Perhaps the world has become increasingly disconnected and dysfunctional from the time I entered social housing in Inner London in 1984, through my moving to privately rented accommodation in Belmont, Hereford, in 2017, and beyond?

This applies to both telecomms signal strengths and the inputs of data into the public realm.

Post-Thatcher and Reagan regulation by the [increasingly global] market dominated this period, alongside demolition of the welfare state.

Central government slashes public spending. Local government budget cuts exacerbate social housing organisations’ balance deficits, leading to more sales of public land in ‘desirable’ areas to the global market, even after right-to-buy depletion of social housing stock.

Homelessness rises, further inducing demand-over-supply UK property prices. Property developers get  help-to-buy subsidies.

Herefordians have been denied government flood compensation payments. Now, landowners even plan to build on frequently flooded areas.

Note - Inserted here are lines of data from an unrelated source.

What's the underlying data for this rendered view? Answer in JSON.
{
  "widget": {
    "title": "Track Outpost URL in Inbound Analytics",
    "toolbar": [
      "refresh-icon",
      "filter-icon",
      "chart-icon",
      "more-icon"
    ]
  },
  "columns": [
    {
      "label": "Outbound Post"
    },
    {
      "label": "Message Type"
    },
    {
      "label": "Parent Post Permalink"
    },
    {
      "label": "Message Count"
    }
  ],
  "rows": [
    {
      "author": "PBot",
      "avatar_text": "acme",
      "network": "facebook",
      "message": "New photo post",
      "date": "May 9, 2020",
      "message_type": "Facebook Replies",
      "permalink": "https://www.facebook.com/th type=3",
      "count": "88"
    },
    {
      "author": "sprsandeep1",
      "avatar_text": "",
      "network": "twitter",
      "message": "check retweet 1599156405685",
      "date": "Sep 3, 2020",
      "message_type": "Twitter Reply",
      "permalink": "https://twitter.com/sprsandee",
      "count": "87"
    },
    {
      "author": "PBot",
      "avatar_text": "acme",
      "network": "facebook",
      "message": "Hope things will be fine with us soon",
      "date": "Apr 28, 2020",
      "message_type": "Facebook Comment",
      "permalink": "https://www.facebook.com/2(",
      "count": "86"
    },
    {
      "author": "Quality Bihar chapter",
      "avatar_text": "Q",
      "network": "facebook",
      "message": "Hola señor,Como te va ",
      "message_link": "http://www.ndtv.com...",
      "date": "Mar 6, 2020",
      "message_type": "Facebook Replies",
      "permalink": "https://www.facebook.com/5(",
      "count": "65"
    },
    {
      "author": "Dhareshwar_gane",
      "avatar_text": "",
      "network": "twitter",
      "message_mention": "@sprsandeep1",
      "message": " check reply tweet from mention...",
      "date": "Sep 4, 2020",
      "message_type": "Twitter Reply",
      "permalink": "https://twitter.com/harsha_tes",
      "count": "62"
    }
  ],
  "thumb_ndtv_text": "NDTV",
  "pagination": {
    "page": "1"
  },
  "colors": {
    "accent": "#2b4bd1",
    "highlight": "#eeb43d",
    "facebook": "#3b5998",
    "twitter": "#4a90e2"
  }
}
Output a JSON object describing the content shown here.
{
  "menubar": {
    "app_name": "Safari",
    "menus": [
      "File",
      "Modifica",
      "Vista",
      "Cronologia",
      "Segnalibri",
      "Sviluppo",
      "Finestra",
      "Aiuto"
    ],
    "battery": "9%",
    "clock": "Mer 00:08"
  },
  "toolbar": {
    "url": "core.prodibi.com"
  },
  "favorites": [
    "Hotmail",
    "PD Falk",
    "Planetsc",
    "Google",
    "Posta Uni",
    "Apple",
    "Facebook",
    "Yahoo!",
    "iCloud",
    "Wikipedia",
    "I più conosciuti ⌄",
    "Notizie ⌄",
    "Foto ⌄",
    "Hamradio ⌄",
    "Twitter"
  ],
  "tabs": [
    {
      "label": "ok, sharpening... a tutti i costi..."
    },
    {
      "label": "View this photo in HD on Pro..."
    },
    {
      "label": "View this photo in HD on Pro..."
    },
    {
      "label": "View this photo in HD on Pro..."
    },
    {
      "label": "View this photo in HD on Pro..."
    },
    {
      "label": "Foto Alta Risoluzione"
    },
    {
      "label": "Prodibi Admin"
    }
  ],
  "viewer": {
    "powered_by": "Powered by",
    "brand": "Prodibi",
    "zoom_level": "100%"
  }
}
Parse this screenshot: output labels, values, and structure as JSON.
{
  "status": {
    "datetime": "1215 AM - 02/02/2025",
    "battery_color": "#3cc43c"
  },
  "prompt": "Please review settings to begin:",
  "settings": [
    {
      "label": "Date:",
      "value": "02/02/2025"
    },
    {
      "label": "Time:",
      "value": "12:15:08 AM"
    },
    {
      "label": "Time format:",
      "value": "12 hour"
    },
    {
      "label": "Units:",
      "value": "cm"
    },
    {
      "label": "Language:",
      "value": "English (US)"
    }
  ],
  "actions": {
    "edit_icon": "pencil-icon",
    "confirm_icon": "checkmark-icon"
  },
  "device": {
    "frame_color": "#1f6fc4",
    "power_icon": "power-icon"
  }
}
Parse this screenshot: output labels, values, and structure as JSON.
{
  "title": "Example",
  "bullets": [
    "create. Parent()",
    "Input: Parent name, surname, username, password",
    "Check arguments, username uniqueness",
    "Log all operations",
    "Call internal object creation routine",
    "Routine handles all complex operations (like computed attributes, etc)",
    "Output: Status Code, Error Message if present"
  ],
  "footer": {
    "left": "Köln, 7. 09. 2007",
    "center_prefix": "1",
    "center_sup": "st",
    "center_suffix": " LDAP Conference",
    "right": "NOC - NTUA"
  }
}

Greenbelt land is gobbled up by housing.

Alan Titchmarsh starts a BBC Gardeners’ World article by denouncing Extinction Rebellion members who buy imported fruit and vegetables out-of-season as hypocrites. 

Green Party London Assembly member Jenny Jones, elected via proportional representation and with a London regional remit, launched and chaired the London Food Commission.

Recognising the reality of climate change as affirmed by UN scientists, Jenny Jones said, “We need a sustainable food policy... that is good for the environment, good for business and ensures access to fresh healthy food for all.”

Alan Wheatley
Hereford and South Herefordshire Green Party